▶ _TASK GOAL_
Once you have read the listing, output it exactly and completely.

▶ _STUDY MATERIAL_
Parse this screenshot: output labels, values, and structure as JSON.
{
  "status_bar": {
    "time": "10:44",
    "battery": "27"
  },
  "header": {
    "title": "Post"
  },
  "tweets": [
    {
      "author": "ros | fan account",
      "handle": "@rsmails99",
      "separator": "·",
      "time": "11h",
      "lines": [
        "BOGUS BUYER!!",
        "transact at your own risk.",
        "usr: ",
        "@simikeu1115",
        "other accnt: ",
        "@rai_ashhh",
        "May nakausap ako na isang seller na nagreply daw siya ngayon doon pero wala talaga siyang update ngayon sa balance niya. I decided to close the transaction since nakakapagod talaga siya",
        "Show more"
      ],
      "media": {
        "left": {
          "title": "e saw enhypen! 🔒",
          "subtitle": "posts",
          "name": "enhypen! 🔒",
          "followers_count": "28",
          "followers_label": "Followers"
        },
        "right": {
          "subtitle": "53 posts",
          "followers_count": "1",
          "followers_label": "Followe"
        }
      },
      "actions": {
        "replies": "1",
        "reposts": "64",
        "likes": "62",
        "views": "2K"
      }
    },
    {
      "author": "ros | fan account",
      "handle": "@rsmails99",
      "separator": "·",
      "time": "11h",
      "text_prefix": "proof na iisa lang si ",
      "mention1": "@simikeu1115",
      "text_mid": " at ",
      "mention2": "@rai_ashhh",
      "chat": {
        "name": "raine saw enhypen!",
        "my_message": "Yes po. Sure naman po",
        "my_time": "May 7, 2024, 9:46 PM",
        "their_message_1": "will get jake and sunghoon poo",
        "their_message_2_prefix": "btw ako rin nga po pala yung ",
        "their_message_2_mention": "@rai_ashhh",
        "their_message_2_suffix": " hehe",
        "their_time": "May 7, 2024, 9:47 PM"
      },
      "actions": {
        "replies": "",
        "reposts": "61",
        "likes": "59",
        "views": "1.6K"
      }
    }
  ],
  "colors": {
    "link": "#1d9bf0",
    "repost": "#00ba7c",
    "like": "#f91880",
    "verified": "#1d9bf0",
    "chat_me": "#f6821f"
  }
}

▶ _RESULT OF THIS EXERCISE_
Parse this screenshot: output labels, values, and structure as JSON.
{
  "status_bar": {
    "time": "10:44",
    "battery": "27"
  },
  "header": {
    "title": "Post"
  },
  "tweets": [
    {
      "author": "ros | fan account",
      "handle": "@rsmails99",
      "separator": "·",
      "time": "11h",
      "lines": [
        "BOGUS BUYER!!",
        "transact at your own risk.",
        "usr: ",
        "@simikeu1115",
        "other accnt: ",
        "@rai_ashhh",
        "May nakausap ako na isang seller na nagreply daw siya ngayon doon pero wala talaga siyang update ngayon sa balance niya. I decided to close the transaction since nakakapagod talaga siya",
        "Show more"
      ],
      "media": {
        "left": {
          "title": "e saw enhypen! 🔒",
          "subtitle": "posts",
          "name": "enhypen! 🔒",
          "followers_count": "28",
          "followers_label": "Followers"
        },
        "right": {
          "subtitle": "53 posts",
          "followers_count": "1",
          "followers_label": "Followe"
        }
      },
      "actions": {
        "replies": "1",
        "reposts": "64",
        "likes": "62",
        "views": "2K"
      }
    },
    {
      "author": "ros | fan account",
      "handle": "@rsmails99",
      "separator": "·",
      "time": "11h",
      "text_prefix": "proof na iisa lang si ",
      "mention1": "@simikeu1115",
      "text_mid": " at ",
      "mention2": "@rai_ashhh",
      "chat": {
        "name": "raine saw enhypen!",
        "my_message": "Yes po. Sure naman po",
        "my_time": "May 7, 2024, 9:46 PM",
        "their_message_1": "will get jake and sunghoon poo",
        "their_message_2_prefix": "btw ako rin nga po pala yung ",
        "their_message_2_mention": "@rai_ashhh",
        "their_message_2_suffix": " hehe",
        "their_time": "May 7, 2024, 9:47 PM"
      },
      "actions": {
        "replies": "",
        "reposts": "61",
        "likes": "59",
        "views": "1.6K"
      }
    }
  ],
  "colors": {
    "link": "#1d9bf0",
    "repost": "#00ba7c",
    "like": "#f91880",
    "verified": "#1d9bf0",
    "chat_me": "#f6821f"
  }
}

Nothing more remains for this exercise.